For more information, please see…

Booth, Martin.  Cannabis: A History.  Picador, 2005.

The featured image in this article, a photograph by Paxson Woelber, The Alaska Landmine of United States Congressman Don Young as he toured several businesses in Alaska’s budding marijuana industry, is licensed under the Creative Commons Attribution 2.0 Generic license.  This image was originally posted to Flickr by The Alaska Landmine at It was reviewed on  by FlickreviewR 2 and was confirmed to be licensed under the terms of the cc-by-2.0.


About Author

Abdul Alhazred

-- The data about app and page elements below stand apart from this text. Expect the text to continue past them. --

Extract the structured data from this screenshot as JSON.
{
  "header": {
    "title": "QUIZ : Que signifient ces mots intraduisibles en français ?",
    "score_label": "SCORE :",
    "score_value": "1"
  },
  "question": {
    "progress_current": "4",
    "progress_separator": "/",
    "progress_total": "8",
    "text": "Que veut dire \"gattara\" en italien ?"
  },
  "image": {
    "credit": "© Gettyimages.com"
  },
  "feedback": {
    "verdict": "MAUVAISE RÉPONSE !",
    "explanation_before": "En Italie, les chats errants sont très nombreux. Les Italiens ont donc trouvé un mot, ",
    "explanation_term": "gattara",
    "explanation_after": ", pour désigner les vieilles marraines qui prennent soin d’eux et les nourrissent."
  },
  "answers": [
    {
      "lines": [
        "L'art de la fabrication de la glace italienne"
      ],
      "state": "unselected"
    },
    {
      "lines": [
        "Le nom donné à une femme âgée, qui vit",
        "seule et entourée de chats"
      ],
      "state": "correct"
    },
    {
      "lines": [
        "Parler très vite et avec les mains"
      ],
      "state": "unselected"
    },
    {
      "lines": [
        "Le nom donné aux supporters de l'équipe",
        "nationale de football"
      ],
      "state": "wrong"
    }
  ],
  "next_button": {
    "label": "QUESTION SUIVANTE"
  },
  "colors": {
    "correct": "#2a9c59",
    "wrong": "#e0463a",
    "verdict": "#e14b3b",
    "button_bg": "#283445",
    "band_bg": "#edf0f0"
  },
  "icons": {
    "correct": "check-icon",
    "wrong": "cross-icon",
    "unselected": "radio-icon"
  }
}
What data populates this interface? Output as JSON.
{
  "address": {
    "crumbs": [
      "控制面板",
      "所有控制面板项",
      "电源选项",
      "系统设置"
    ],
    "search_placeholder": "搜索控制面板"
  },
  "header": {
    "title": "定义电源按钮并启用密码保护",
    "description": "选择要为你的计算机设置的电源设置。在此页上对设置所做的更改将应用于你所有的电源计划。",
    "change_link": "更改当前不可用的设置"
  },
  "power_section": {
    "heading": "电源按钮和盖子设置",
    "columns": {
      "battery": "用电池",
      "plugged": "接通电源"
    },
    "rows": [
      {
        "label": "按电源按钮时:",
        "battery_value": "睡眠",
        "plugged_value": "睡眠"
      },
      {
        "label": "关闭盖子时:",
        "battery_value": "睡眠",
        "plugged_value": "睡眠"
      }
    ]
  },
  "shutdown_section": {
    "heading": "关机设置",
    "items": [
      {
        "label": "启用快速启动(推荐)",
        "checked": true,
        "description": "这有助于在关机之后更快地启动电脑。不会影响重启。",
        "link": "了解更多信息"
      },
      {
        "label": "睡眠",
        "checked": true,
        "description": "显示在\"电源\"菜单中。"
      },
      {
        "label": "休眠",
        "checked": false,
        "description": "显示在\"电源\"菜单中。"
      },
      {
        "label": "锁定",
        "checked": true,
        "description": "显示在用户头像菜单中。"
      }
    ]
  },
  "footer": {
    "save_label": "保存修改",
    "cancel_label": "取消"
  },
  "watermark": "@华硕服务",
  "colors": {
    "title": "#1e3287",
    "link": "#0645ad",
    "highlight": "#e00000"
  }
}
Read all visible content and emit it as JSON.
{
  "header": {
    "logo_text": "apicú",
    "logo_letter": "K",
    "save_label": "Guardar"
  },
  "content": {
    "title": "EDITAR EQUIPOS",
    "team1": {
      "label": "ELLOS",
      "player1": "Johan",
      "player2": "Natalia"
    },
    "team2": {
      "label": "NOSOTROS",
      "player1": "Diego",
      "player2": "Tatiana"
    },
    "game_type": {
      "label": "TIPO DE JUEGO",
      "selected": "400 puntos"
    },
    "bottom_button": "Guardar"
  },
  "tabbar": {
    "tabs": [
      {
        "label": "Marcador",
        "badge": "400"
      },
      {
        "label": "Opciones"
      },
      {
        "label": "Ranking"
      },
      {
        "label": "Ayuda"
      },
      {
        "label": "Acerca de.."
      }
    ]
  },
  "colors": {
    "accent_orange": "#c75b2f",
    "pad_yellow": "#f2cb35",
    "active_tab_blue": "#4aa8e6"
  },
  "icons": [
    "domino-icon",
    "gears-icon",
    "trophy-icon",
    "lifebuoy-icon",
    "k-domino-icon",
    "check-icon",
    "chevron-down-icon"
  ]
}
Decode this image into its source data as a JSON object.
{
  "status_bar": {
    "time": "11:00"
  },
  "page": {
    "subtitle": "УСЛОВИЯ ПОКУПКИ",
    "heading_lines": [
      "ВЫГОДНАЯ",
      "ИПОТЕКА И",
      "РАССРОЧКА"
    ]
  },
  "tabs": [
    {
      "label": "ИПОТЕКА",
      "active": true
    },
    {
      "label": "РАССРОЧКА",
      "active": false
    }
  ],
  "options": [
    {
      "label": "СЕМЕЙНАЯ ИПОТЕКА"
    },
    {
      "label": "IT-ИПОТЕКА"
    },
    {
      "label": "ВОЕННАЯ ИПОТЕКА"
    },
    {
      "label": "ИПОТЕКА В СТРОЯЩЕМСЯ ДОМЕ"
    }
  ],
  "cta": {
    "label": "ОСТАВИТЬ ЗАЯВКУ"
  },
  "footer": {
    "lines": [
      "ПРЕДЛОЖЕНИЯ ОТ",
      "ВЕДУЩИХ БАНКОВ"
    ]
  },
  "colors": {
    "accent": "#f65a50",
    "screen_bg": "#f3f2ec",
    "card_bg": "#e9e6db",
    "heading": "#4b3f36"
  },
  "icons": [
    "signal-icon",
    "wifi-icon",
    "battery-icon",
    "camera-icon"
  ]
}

“But I don’t want to go among mad people," Alice remarked. "Oh, you can’t help that," said the Cat: "we’re all mad here. I’m mad. You’re mad." "How do you know I’m mad?" said Alice. "You must be," said the Cat, "or you wouldn’t have come here.” ― Lewis Carroll, Alice in Wonderland